Write the records out again, keeping each line exactly as it is.

[Items from a data source]
>>>>>

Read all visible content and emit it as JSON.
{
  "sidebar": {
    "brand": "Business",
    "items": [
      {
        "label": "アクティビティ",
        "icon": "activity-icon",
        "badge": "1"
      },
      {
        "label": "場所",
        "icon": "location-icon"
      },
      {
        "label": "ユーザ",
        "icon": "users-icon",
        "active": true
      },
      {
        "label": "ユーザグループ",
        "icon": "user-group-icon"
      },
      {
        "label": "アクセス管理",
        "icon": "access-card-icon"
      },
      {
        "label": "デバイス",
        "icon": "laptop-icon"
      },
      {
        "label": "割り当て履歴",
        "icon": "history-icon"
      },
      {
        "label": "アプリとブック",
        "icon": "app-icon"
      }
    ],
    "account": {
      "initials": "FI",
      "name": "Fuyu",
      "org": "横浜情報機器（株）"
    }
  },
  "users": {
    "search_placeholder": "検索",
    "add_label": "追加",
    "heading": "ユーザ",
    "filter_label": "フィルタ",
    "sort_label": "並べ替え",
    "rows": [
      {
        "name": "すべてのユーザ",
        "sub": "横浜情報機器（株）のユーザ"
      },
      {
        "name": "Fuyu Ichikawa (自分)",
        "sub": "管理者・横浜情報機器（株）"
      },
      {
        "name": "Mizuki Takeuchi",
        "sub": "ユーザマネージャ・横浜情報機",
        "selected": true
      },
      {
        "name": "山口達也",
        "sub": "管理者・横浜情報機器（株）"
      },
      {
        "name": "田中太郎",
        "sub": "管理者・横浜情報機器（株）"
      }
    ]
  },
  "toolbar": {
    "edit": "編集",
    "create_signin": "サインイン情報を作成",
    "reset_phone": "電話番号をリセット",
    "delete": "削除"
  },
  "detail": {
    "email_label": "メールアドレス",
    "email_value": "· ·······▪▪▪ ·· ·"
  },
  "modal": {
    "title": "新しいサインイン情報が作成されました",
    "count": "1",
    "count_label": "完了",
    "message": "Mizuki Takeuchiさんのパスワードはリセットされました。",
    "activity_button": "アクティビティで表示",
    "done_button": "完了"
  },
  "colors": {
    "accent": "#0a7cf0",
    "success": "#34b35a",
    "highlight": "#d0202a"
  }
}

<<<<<

§ RESPONSE
Read all visible content and emit it as JSON.
{
  "sidebar": {
    "brand": "Business",
    "items": [
      {
        "label": "アクティビティ",
        "icon": "activity-icon",
        "badge": "1"
      },
      {
        "label": "場所",
        "icon": "location-icon"
      },
      {
        "label": "ユーザ",
        "icon": "users-icon",
        "active": true
      },
      {
        "label": "ユーザグループ",
        "icon": "user-group-icon"
      },
      {
        "label": "アクセス管理",
        "icon": "access-card-icon"
      },
      {
        "label": "デバイス",
        "icon": "laptop-icon"
      },
      {
        "label": "割り当て履歴",
        "icon": "history-icon"
      },
      {
        "label": "アプリとブック",
        "icon": "app-icon"
      }
    ],
    "account": {
      "initials": "FI",
      "name": "Fuyu",
      "org": "横浜情報機器（株）"
    }
  },
  "users": {
    "search_placeholder": "検索",
    "add_label": "追加",
    "heading": "ユーザ",
    "filter_label": "フィルタ",
    "sort_label": "並べ替え",
    "rows": [
      {
        "name": "すべてのユーザ",
        "sub": "横浜情報機器（株）のユーザ"
      },
      {
        "name": "Fuyu Ichikawa (自分)",
        "sub": "管理者・横浜情報機器（株）"
      },
      {
        "name": "Mizuki Takeuchi",
        "sub": "ユーザマネージャ・横浜情報機",
        "selected": true
      },
      {
        "name": "山口達也",
        "sub": "管理者・横浜情報機器（株）"
      },
      {
        "name": "田中太郎",
        "sub": "管理者・横浜情報機器（株）"
      }
    ]
  },
  "toolbar": {
    "edit": "編集",
    "create_signin": "サインイン情報を作成",
    "reset_phone": "電話番号をリセット",
    "delete": "削除"
  },
  "detail": {
    "email_label": "メールアドレス",
    "email_value": "· ·······▪▪▪ ·· ·"
  },
  "modal": {
    "title": "新しいサインイン情報が作成されました",
    "count": "1",
    "count_label": "完了",
    "message": "Mizuki Takeuchiさんのパスワードはリセットされました。",
    "activity_button": "アクティビティで表示",
    "done_button": "完了"
  },
  "colors": {
    "accent": "#0a7cf0",
    "success": "#34b35a",
    "highlight": "#d0202a"
  }
}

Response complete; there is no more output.